▶ [REQUIREMENT]
The records that follow are to be printed exactly, with no images.

━━━━━ INFORMATION GIVEN

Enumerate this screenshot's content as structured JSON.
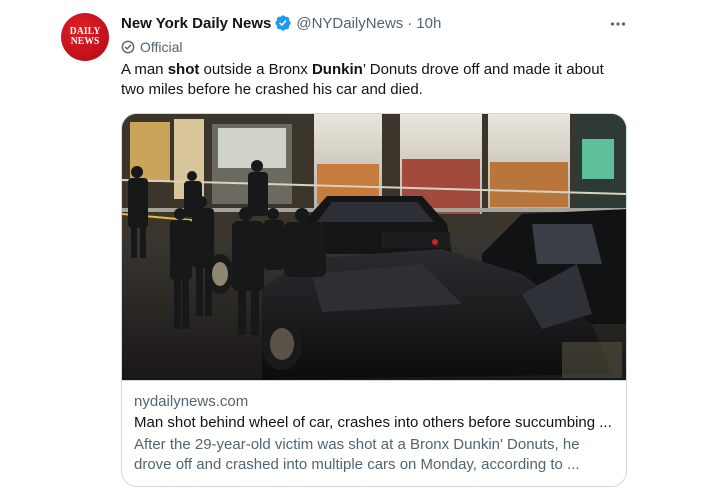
{
  "account": {
    "avatar_line1": "DAILY",
    "avatar_line2": "NEWS",
    "display_name": "New York Daily News",
    "handle": "@NYDailyNews",
    "separator": "·",
    "time": "10h",
    "label": "Official",
    "verified_icon": "verified-badge-icon",
    "verified_color": "#1d9bf0"
  },
  "tweet": {
    "text_1": "A man ",
    "text_2": "shot",
    "text_3": " outside a Bronx ",
    "text_4": "Dunkin",
    "text_5": "’ Donuts drove off and made it about two miles before he crashed his car and died."
  },
  "card": {
    "image_icon": "crash-scene-photo",
    "domain": "nydailynews.com",
    "title": "Man shot behind wheel of car, crashes into others before succumbing ...",
    "description": "After the 29-year-old victim was shot at a Bronx Dunkin' Donuts, he drove off and crashed into multiple cars on Monday, according to ..."
  },
  "colors": {
    "brand_red": "#c5121b",
    "secondary_text": "#536471",
    "border": "#cfd9de"
  }
}
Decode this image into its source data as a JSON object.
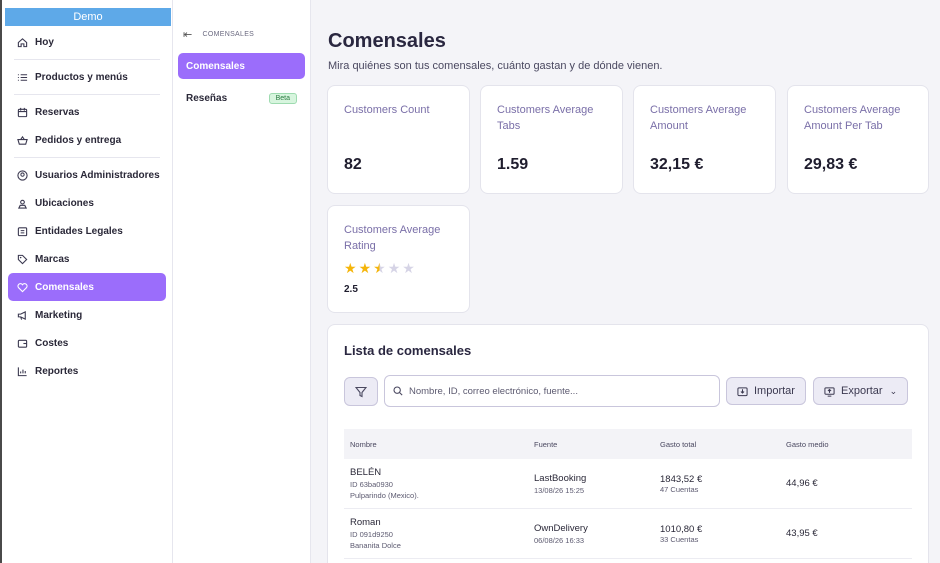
{
  "app": {
    "workspace_label": "Demo"
  },
  "sidebar": {
    "items": [
      {
        "label": "Hoy",
        "icon": "home-icon"
      },
      {
        "label": "Productos y menús",
        "icon": "list-icon"
      },
      {
        "label": "Reservas",
        "icon": "calendar-icon"
      },
      {
        "label": "Pedidos y entrega",
        "icon": "basket-icon"
      },
      {
        "label": "Usuarios Administradores",
        "icon": "user-circle-icon"
      },
      {
        "label": "Ubicaciones",
        "icon": "location-icon"
      },
      {
        "label": "Entidades Legales",
        "icon": "building-icon"
      },
      {
        "label": "Marcas",
        "icon": "tag-icon"
      },
      {
        "label": "Comensales",
        "icon": "heart-icon",
        "active": true
      },
      {
        "label": "Marketing",
        "icon": "megaphone-icon"
      },
      {
        "label": "Costes",
        "icon": "wallet-icon"
      },
      {
        "label": "Reportes",
        "icon": "chart-icon"
      }
    ]
  },
  "subnav": {
    "header": "COMENSALES",
    "items": [
      {
        "label": "Comensales",
        "active": true
      },
      {
        "label": "Reseñas",
        "badge": "Beta"
      }
    ]
  },
  "page": {
    "title": "Comensales",
    "subtitle": "Mira quiénes son tus comensales, cuánto gastan y de dónde vienen."
  },
  "metrics": [
    {
      "label": "Customers Count",
      "value": "82"
    },
    {
      "label": "Customers Average Tabs",
      "value": "1.59"
    },
    {
      "label": "Customers Average Amount",
      "value": "32,15 €"
    },
    {
      "label": "Customers Average Amount Per Tab",
      "value": "29,83 €"
    }
  ],
  "rating": {
    "label": "Customers Average Rating",
    "value": "2.5",
    "stars_filled": 2.5,
    "stars_total": 5
  },
  "list": {
    "title": "Lista de comensales",
    "search_placeholder": "Nombre, ID, correo electrónico, fuente...",
    "import_label": "Importar",
    "export_label": "Exportar",
    "columns": [
      "Nombre",
      "Fuente",
      "Gasto total",
      "Gasto medio"
    ],
    "rows": [
      {
        "name": "BELÉN",
        "id": "ID 63ba0930",
        "place": "Pulparindo (Mexico).",
        "source": "LastBooking",
        "source_date": "13/08/26 15:25",
        "total": "1843,52 €",
        "visits": "47 Cuentas",
        "avg": "44,96 €"
      },
      {
        "name": "Roman",
        "id": "ID 091d9250",
        "place": "Bananita Dolce",
        "source": "OwnDelivery",
        "source_date": "06/08/26 16:33",
        "total": "1010,80 €",
        "visits": "33 Cuentas",
        "avg": "43,95 €"
      }
    ]
  },
  "colors": {
    "accent": "#9b6dfb",
    "demo_bar": "#5ea9e8",
    "star": "#f5b50a"
  }
}
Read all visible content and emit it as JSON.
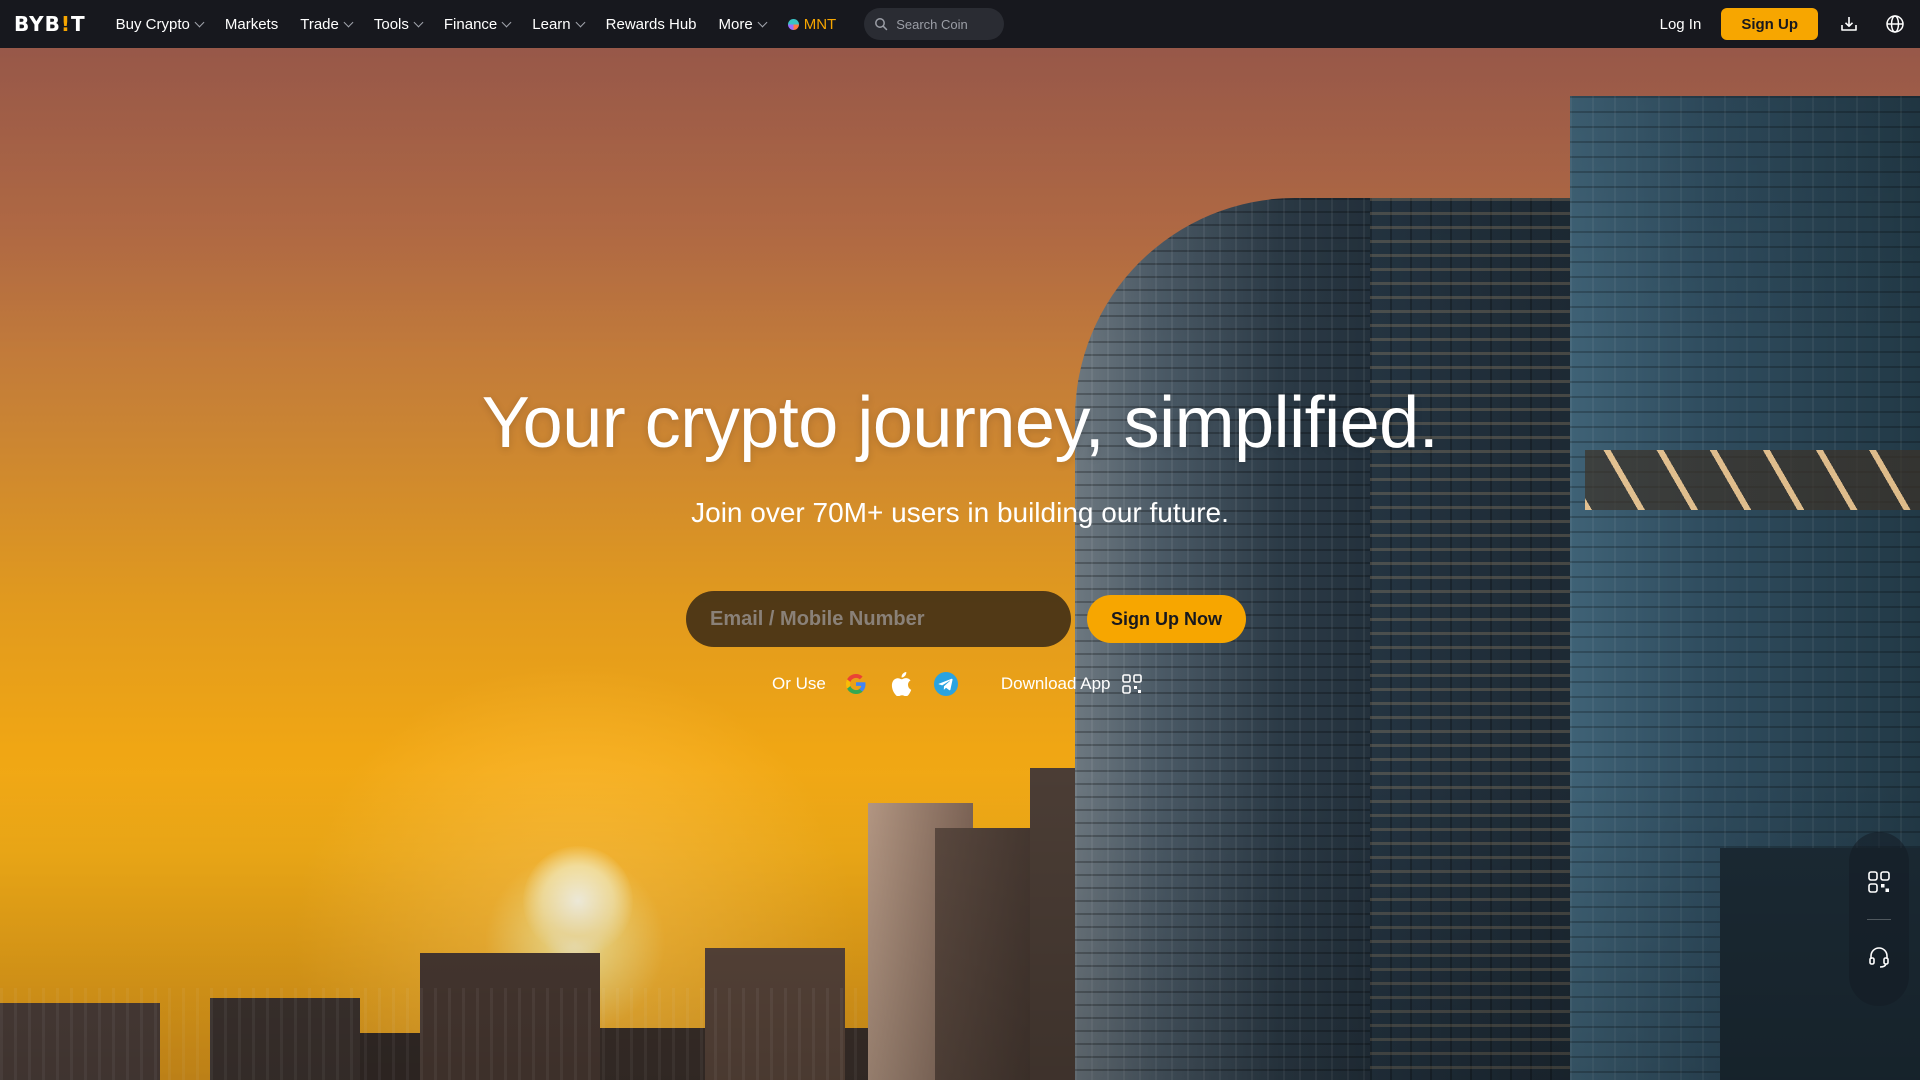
{
  "brand": {
    "logo_text_a": "BYB",
    "logo_text_bang": "!",
    "logo_text_b": "T",
    "accent": "#f7a600",
    "nav_bg": "#17181e"
  },
  "nav": {
    "items": [
      {
        "label": "Buy Crypto",
        "dropdown": true
      },
      {
        "label": "Markets",
        "dropdown": false
      },
      {
        "label": "Trade",
        "dropdown": true
      },
      {
        "label": "Tools",
        "dropdown": true
      },
      {
        "label": "Finance",
        "dropdown": true
      },
      {
        "label": "Learn",
        "dropdown": true
      },
      {
        "label": "Rewards Hub",
        "dropdown": false
      },
      {
        "label": "More",
        "dropdown": true
      }
    ],
    "mnt_label": "MNT",
    "search_placeholder": "Search Coin",
    "login_label": "Log In",
    "signup_label": "Sign Up",
    "icons": [
      "download-icon",
      "globe-icon"
    ]
  },
  "hero": {
    "title": "Your crypto journey, simplified.",
    "subtitle": "Join over 70M+ users in building our future.",
    "email_placeholder": "Email / Mobile Number",
    "signup_button": "Sign Up Now",
    "or_use_label": "Or Use",
    "social_icons": [
      "google-icon",
      "apple-icon",
      "telegram-icon"
    ],
    "download_app_label": "Download App"
  },
  "floating_widget": {
    "icons": [
      "qr-code-icon",
      "support-headset-icon"
    ]
  }
}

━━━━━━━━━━

▶ [ANSWER BOX]
Enumerate this screenshot's content as structured JSON.
{
  "account": {
    "avatar_line1": "DAILY",
    "avatar_line2": "NEWS",
    "display_name": "New York Daily News",
    "handle": "@NYDailyNews",
    "separator": "·",
    "time": "10h",
    "label": "Official",
    "verified_icon": "verified-badge-icon",
    "verified_color": "#1d9bf0"
  },
  "tweet": {
    "text_1": "A man ",
    "text_2": "shot",
    "text_3": " outside a Bronx ",
    "text_4": "Dunkin",
    "text_5": "’ Donuts drove off and made it about two miles before he crashed his car and died."
  },
  "card": {
    "image_icon": "crash-scene-photo",
    "domain": "nydailynews.com",
    "title": "Man shot behind wheel of car, crashes into others before succumbing ...",
    "description": "After the 29-year-old victim was shot at a Bronx Dunkin' Donuts, he drove off and crashed into multiple cars on Monday, according to ..."
  },
  "colors": {
    "brand_red": "#c5121b",
    "secondary_text": "#536471",
    "border": "#cfd9de"
  }
}
Decode this image into its source data as a JSON object.
{
  "app": {
    "workspace_label": "Demo"
  },
  "sidebar": {
    "items": [
      {
        "label": "Hoy",
        "icon": "home-icon"
      },
      {
        "label": "Productos y menús",
        "icon": "list-icon"
      },
      {
        "label": "Reservas",
        "icon": "calendar-icon"
      },
      {
        "label": "Pedidos y entrega",
        "icon": "basket-icon"
      },
      {
        "label": "Usuarios Administradores",
        "icon": "user-circle-icon"
      },
      {
        "label": "Ubicaciones",
        "icon": "location-icon"
      },
      {
        "label": "Entidades Legales",
        "icon": "building-icon"
      },
      {
        "label": "Marcas",
        "icon": "tag-icon"
      },
      {
        "label": "Comensales",
        "icon": "heart-icon",
        "active": true
      },
      {
        "label": "Marketing",
        "icon": "megaphone-icon"
      },
      {
        "label": "Costes",
        "icon": "wallet-icon"
      },
      {
        "label": "Reportes",
        "icon": "chart-icon"
      }
    ]
  },
  "subnav": {
    "header": "COMENSALES",
    "items": [
      {
        "label": "Comensales",
        "active": true
      },
      {
        "label": "Reseñas",
        "badge": "Beta"
      }
    ]
  },
  "page": {
    "title": "Comensales",
    "subtitle": "Mira quiénes son tus comensales, cuánto gastan y de dónde vienen."
  },
  "metrics": [
    {
      "label": "Customers Count",
      "value": "82"
    },
    {
      "label": "Customers Average Tabs",
      "value": "1.59"
    },
    {
      "label": "Customers Average Amount",
      "value": "32,15 €"
    },
    {
      "label": "Customers Average Amount Per Tab",
      "value": "29,83 €"
    }
  ],
  "rating": {
    "label": "Customers Average Rating",
    "value": "2.5",
    "stars_filled": 2.5,
    "stars_total": 5
  },
  "list": {
    "title": "Lista de comensales",
    "search_placeholder": "Nombre, ID, correo electrónico, fuente...",
    "import_label": "Importar",
    "export_label": "Exportar",
    "columns": [
      "Nombre",
      "Fuente",
      "Gasto total",
      "Gasto medio"
    ],
    "rows": [
      {
        "name": "BELÉN",
        "id": "ID 63ba0930",
        "place": "Pulparindo (Mexico).",
        "source": "LastBooking",
        "source_date": "13/08/26 15:25",
        "total": "1843,52 €",
        "visits": "47 Cuentas",
        "avg": "44,96 €"
      },
      {
        "name": "Roman",
        "id": "ID 091d9250",
        "place": "Bananita Dolce",
        "source": "OwnDelivery",
        "source_date": "06/08/26 16:33",
        "total": "1010,80 €",
        "visits": "33 Cuentas",
        "avg": "43,95 €"
      }
    ]
  },
  "colors": {
    "accent": "#9b6dfb",
    "demo_bar": "#5ea9e8",
    "star": "#f5b50a"
  }
}
Read all visible content and emit it as JSON.
{
  "brand": {
    "logo_text_a": "BYB",
    "logo_text_bang": "!",
    "logo_text_b": "T",
    "accent": "#f7a600",
    "nav_bg": "#17181e"
  },
  "nav": {
    "items": [
      {
        "label": "Buy Crypto",
        "dropdown": true
      },
      {
        "label": "Markets",
        "dropdown": false
      },
      {
        "label": "Trade",
        "dropdown": true
      },
      {
        "label": "Tools",
        "dropdown": true
      },
      {
        "label": "Finance",
        "dropdown": true
      },
      {
        "label": "Learn",
        "dropdown": true
      },
      {
        "label": "Rewards Hub",
        "dropdown": false
      },
      {
        "label": "More",
        "dropdown": true
      }
    ],
    "mnt_label": "MNT",
    "search_placeholder": "Search Coin",
    "login_label": "Log In",
    "signup_label": "Sign Up",
    "icons": [
      "download-icon",
      "globe-icon"
    ]
  },
  "hero": {
    "title": "Your crypto journey, simplified.",
    "subtitle": "Join over 70M+ users in building our future.",
    "email_placeholder": "Email / Mobile Number",
    "signup_button": "Sign Up Now",
    "or_use_label": "Or Use",
    "social_icons": [
      "google-icon",
      "apple-icon",
      "telegram-icon"
    ],
    "download_app_label": "Download App"
  },
  "floating_widget": {
    "icons": [
      "qr-code-icon",
      "support-headset-icon"
    ]
  }
}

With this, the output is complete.